What is required:
The lines below that include the word "Settings" are to be reported.

Data for this task:
###

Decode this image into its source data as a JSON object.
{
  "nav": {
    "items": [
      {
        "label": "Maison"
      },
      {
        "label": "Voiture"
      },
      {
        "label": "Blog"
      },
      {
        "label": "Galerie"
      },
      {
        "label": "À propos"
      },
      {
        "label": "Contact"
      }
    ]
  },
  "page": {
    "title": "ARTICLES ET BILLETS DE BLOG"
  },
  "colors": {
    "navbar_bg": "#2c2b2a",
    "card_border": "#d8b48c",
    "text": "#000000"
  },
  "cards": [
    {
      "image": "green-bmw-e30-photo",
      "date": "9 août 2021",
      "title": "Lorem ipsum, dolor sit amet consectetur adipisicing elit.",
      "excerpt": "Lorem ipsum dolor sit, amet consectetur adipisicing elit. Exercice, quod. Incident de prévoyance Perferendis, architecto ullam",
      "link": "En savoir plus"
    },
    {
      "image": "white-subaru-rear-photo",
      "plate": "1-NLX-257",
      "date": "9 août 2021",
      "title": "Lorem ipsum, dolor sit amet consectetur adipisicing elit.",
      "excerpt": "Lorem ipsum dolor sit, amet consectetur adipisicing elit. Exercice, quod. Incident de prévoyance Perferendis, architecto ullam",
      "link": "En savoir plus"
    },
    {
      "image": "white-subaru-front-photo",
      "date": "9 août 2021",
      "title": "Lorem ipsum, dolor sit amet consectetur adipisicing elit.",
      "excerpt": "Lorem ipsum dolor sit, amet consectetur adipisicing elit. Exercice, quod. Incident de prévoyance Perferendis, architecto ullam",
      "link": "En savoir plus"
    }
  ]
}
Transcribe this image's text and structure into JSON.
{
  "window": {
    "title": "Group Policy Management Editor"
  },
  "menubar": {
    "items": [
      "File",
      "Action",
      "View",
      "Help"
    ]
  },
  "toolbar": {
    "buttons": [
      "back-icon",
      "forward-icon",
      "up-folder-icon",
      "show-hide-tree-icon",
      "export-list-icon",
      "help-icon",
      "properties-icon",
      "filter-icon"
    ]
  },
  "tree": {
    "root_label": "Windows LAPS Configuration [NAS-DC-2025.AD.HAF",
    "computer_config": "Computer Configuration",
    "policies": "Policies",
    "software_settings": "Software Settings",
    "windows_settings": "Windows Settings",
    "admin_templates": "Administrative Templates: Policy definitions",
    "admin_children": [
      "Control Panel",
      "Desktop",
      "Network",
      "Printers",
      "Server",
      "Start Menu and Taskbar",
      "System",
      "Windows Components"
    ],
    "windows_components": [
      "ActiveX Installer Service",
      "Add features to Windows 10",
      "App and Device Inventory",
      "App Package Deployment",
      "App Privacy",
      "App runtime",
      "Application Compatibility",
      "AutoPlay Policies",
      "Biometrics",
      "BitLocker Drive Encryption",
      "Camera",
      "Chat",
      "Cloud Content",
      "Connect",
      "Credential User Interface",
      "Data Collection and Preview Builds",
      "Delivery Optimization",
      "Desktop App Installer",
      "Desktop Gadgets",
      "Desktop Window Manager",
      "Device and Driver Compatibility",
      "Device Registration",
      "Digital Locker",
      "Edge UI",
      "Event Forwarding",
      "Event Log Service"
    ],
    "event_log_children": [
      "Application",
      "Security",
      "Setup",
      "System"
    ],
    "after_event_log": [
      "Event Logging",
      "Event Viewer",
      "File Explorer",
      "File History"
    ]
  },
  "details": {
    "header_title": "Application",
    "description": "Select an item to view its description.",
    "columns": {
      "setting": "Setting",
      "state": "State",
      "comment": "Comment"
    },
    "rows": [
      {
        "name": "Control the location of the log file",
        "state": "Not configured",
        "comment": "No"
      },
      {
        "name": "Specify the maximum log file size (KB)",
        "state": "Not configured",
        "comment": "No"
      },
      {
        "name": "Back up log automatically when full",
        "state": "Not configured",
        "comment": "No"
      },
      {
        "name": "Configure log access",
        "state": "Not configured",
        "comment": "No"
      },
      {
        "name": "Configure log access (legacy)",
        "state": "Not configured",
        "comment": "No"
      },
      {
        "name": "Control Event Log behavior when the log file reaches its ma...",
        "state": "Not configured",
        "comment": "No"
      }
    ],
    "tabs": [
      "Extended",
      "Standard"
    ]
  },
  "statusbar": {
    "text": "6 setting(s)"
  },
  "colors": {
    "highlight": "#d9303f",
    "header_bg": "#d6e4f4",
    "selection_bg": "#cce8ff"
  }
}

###

Solution below:
    "software_settings": "Software Settings",
    "windows_settings": "Windows Settings",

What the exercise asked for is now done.